Individualist Theory states that the only moral responsibility of a business is to increase profits for the company and its shareholders, as long as the business stays within the limits of the law. Someone looking at the Sprint case using individualist principles may say that the company did not break any laws, therefore the company is not in the wrong. However, by releasing an advertisement that may be seen as racist by a large percentage of the population, Sprint may have potentially done something to decrease its profits. While advertisements are typically made to attract people to its business, this particular advertisement may have pushed people away from Sprint and towards one of its competitors.
Utilitarian principles focus on creating the most benefit for the largest share of the population possible. Looking at the Sprint case through a utilitarian lens, it is clear to see that Sprint did not act in the best interests of its company or its customers. By releasing an advertisement that may be construed as racist or offensive, Sprint is portraying itself in a way that is not beneficial to increase profits or customer satisfaction. It is acceptable to use advertisements to try to put yourself or your company in a more positive light, but not by including offensive language or images.
|One user's response to Sprint's 'racist' advertisement|
Kantianism focuses on rational decision making and the freedom for all people involved. When using a Kantian point of view is where the absurdity of this case really comes into light. It is clear that Sprint and chief executive Claure did not act according to rational thought. If Sprint had shown the advertisement to several audiences or some sort of focus group, it would have been obvious that the advertisement was not acceptable.
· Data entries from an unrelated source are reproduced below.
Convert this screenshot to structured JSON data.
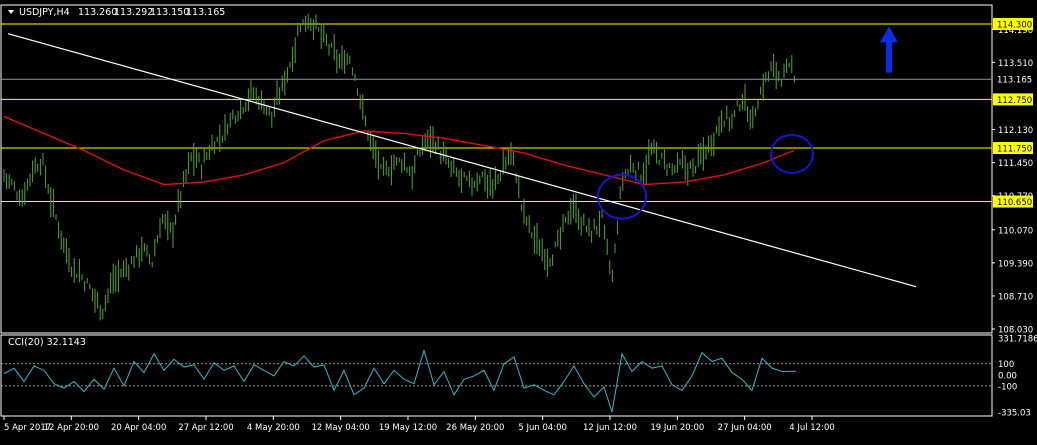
{
  "header": {
    "symbol": "USDJPY,H4",
    "open": "113.260",
    "high": "113.292",
    "low": "113.150",
    "close": "113.165"
  },
  "colors": {
    "background": "#000000",
    "frame": "#ffffff",
    "candles": "#55a630",
    "horizontal_levels": "#ffff00",
    "current_price_line": "#8a9bb3",
    "moving_average": "#e01010",
    "trendline": "#ffffff",
    "circles": "#1515d8",
    "arrow": "#0a2de8",
    "cci_line": "#2fb8c8",
    "cci_level_lines": "#a0a0a0",
    "price_label_bg": "#ffff00",
    "axis_text": "#ffffff"
  },
  "icons": {
    "menu": "triangle-down-icon",
    "up_arrow": "up-arrow-icon"
  },
  "chart_data": [
    {
      "type": "candlestick",
      "title": "USDJPY,H4",
      "ylim": [
        108.03,
        114.5
      ],
      "y_ticks": [
        "114.190",
        "113.510",
        "112.130",
        "111.450",
        "110.770",
        "110.070",
        "109.390",
        "108.710",
        "108.030"
      ],
      "price_labels": [
        {
          "value": 114.3,
          "text": "114.300",
          "kind": "level"
        },
        {
          "value": 113.165,
          "text": "113.165",
          "kind": "current"
        },
        {
          "value": 112.75,
          "text": "112.750",
          "kind": "level"
        },
        {
          "value": 111.75,
          "text": "111.750",
          "kind": "level"
        },
        {
          "value": 110.65,
          "text": "110.650",
          "kind": "level"
        }
      ],
      "x_labels": [
        "5 Apr 2017",
        "12 Apr 20:00",
        "20 Apr 04:00",
        "27 Apr 12:00",
        "4 May 20:00",
        "12 May 04:00",
        "19 May 12:00",
        "26 May 20:00",
        "5 Jun 04:00",
        "12 Jun 12:00",
        "19 Jun 20:00",
        "27 Jun 04:00",
        "4 Jul 12:00"
      ],
      "price_path": [
        [
          0,
          111.2
        ],
        [
          8,
          111.0
        ],
        [
          18,
          110.7
        ],
        [
          28,
          111.3
        ],
        [
          38,
          111.5
        ],
        [
          48,
          110.6
        ],
        [
          58,
          109.9
        ],
        [
          68,
          109.3
        ],
        [
          78,
          109.1
        ],
        [
          88,
          108.8
        ],
        [
          98,
          108.4
        ],
        [
          108,
          109.0
        ],
        [
          118,
          109.2
        ],
        [
          128,
          109.4
        ],
        [
          138,
          109.7
        ],
        [
          148,
          109.4
        ],
        [
          158,
          110.3
        ],
        [
          168,
          110.0
        ],
        [
          178,
          110.9
        ],
        [
          188,
          111.6
        ],
        [
          198,
          111.4
        ],
        [
          208,
          111.8
        ],
        [
          218,
          112.0
        ],
        [
          228,
          112.4
        ],
        [
          238,
          112.6
        ],
        [
          248,
          112.9
        ],
        [
          258,
          112.7
        ],
        [
          268,
          112.4
        ],
        [
          278,
          113.0
        ],
        [
          288,
          113.6
        ],
        [
          296,
          114.3
        ],
        [
          306,
          114.4
        ],
        [
          316,
          114.1
        ],
        [
          326,
          113.8
        ],
        [
          336,
          113.5
        ],
        [
          346,
          113.6
        ],
        [
          354,
          113.0
        ],
        [
          362,
          112.2
        ],
        [
          370,
          111.7
        ],
        [
          378,
          111.2
        ],
        [
          388,
          111.4
        ],
        [
          398,
          111.5
        ],
        [
          408,
          111.2
        ],
        [
          418,
          111.8
        ],
        [
          428,
          112.0
        ],
        [
          438,
          111.6
        ],
        [
          448,
          111.3
        ],
        [
          458,
          111.1
        ],
        [
          468,
          111.0
        ],
        [
          478,
          111.2
        ],
        [
          488,
          110.9
        ],
        [
          498,
          111.3
        ],
        [
          508,
          111.7
        ],
        [
          518,
          110.5
        ],
        [
          528,
          110.0
        ],
        [
          538,
          109.6
        ],
        [
          548,
          109.5
        ],
        [
          558,
          110.0
        ],
        [
          568,
          110.6
        ],
        [
          578,
          110.2
        ],
        [
          588,
          110.0
        ],
        [
          598,
          110.3
        ],
        [
          608,
          109.0
        ],
        [
          618,
          111.1
        ],
        [
          628,
          111.4
        ],
        [
          638,
          111.2
        ],
        [
          648,
          111.7
        ],
        [
          658,
          111.5
        ],
        [
          668,
          111.3
        ],
        [
          678,
          111.4
        ],
        [
          688,
          111.3
        ],
        [
          698,
          111.6
        ],
        [
          708,
          111.9
        ],
        [
          718,
          112.4
        ],
        [
          728,
          112.3
        ],
        [
          738,
          112.8
        ],
        [
          748,
          112.3
        ],
        [
          758,
          113.0
        ],
        [
          768,
          113.4
        ],
        [
          778,
          113.2
        ],
        [
          788,
          113.4
        ],
        [
          792,
          113.2
        ]
      ],
      "moving_average": [
        [
          0,
          112.4
        ],
        [
          40,
          112.05
        ],
        [
          80,
          111.7
        ],
        [
          120,
          111.3
        ],
        [
          160,
          111.0
        ],
        [
          200,
          111.05
        ],
        [
          240,
          111.2
        ],
        [
          280,
          111.45
        ],
        [
          320,
          111.9
        ],
        [
          360,
          112.1
        ],
        [
          400,
          112.05
        ],
        [
          440,
          111.95
        ],
        [
          480,
          111.8
        ],
        [
          520,
          111.65
        ],
        [
          560,
          111.4
        ],
        [
          600,
          111.2
        ],
        [
          640,
          111.0
        ],
        [
          680,
          111.05
        ],
        [
          720,
          111.2
        ],
        [
          760,
          111.45
        ],
        [
          790,
          111.7
        ]
      ],
      "trendline": [
        [
          4,
          114.1
        ],
        [
          912,
          108.9
        ]
      ],
      "circles": [
        {
          "cx": 618,
          "cy": 110.75,
          "rx": 24,
          "ry": 22
        },
        {
          "cx": 788,
          "cy": 111.63,
          "rx": 21,
          "ry": 19
        }
      ],
      "arrow": {
        "x": 885,
        "y_tip": 114.25,
        "y_tail": 113.3
      }
    },
    {
      "type": "line",
      "title": "CCI(20) 32.1143",
      "name": "CCI(20)",
      "last_value": "32.1143",
      "ylim": [
        -335.03,
        331.7186
      ],
      "y_ticks": [
        "331.7186",
        "100",
        "0.00",
        "-100",
        "-335.03"
      ],
      "levels": [
        100,
        -100
      ],
      "values": [
        [
          0,
          10
        ],
        [
          10,
          60
        ],
        [
          20,
          -60
        ],
        [
          30,
          80
        ],
        [
          40,
          40
        ],
        [
          50,
          -80
        ],
        [
          60,
          -120
        ],
        [
          70,
          -60
        ],
        [
          80,
          -150
        ],
        [
          90,
          -40
        ],
        [
          100,
          -130
        ],
        [
          110,
          60
        ],
        [
          120,
          -100
        ],
        [
          130,
          120
        ],
        [
          140,
          20
        ],
        [
          150,
          190
        ],
        [
          160,
          40
        ],
        [
          170,
          140
        ],
        [
          180,
          70
        ],
        [
          190,
          90
        ],
        [
          200,
          -40
        ],
        [
          210,
          110
        ],
        [
          220,
          40
        ],
        [
          230,
          80
        ],
        [
          240,
          -60
        ],
        [
          250,
          90
        ],
        [
          260,
          40
        ],
        [
          270,
          -10
        ],
        [
          280,
          120
        ],
        [
          290,
          80
        ],
        [
          300,
          170
        ],
        [
          310,
          70
        ],
        [
          320,
          90
        ],
        [
          330,
          -140
        ],
        [
          340,
          40
        ],
        [
          350,
          -180
        ],
        [
          360,
          -120
        ],
        [
          370,
          60
        ],
        [
          380,
          -80
        ],
        [
          390,
          40
        ],
        [
          400,
          -40
        ],
        [
          410,
          -80
        ],
        [
          420,
          220
        ],
        [
          430,
          -90
        ],
        [
          440,
          30
        ],
        [
          450,
          -180
        ],
        [
          460,
          -40
        ],
        [
          470,
          -10
        ],
        [
          480,
          40
        ],
        [
          490,
          -140
        ],
        [
          500,
          100
        ],
        [
          510,
          160
        ],
        [
          520,
          -120
        ],
        [
          530,
          -90
        ],
        [
          540,
          -140
        ],
        [
          550,
          -180
        ],
        [
          560,
          -60
        ],
        [
          570,
          80
        ],
        [
          580,
          -80
        ],
        [
          590,
          -200
        ],
        [
          600,
          -110
        ],
        [
          608,
          -335
        ],
        [
          618,
          190
        ],
        [
          628,
          30
        ],
        [
          638,
          120
        ],
        [
          648,
          60
        ],
        [
          658,
          80
        ],
        [
          668,
          -90
        ],
        [
          678,
          -140
        ],
        [
          688,
          -10
        ],
        [
          698,
          200
        ],
        [
          708,
          120
        ],
        [
          718,
          150
        ],
        [
          728,
          20
        ],
        [
          738,
          -40
        ],
        [
          748,
          -140
        ],
        [
          758,
          150
        ],
        [
          768,
          60
        ],
        [
          778,
          30
        ],
        [
          792,
          32
        ]
      ]
    }
  ]
}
This should have been a commonplace solution to Sprints problems, but due to Sprint and Claure’s negligence, the company is left to face the aftermath of rightfully angry consumers who may not want to do business with a company that produces and releases insensitive advertisements.
When examining a case using virtue theory, one must use the four main virtues: courage, honesty, justice, and temperance. In the case of Sprint, if it is not already clear, the production and release of a commercial that has been received by many as insensitive or racist is not conducive to a better lifestyle. Claure showed slight courage when he removed the advertisement and apologized after receiving backlash, but did not completely exemplify the virtue by denying the advertisements racist overtones. The remaining three virtues were not shown by Sprint or Claure during this case, as the advertisement offended many people, and Sprint’s lackluster response did not repair the damage done. The company not making a public statement and not publicly reprimanding Claure was not the right move to help the company and its stakeholders move on from this instance.
Andrews, Travis M. “Sprint pulls ad featuring white woman calling T-Mobile ‘ghetto’. Do we see a trend yet?” The Washington Post, WP Company, 13 Apr. 2016.
Brueck, Hilary. “Sprint Pulls Ad Calling T-Mobile The 'Ghetto' Carrier.” Fortune, 13 Apr. 2016, fortune.com/2016/04/13/sprint-pulls-ad-calling-t-mobile-ghetto/.
Vranica, Suzanne. “Best and Worst Ads of 2016: The Things We Can't Unsee.” The Wall Street Journal, Dow Jones & Company, 28 Dec. 2016.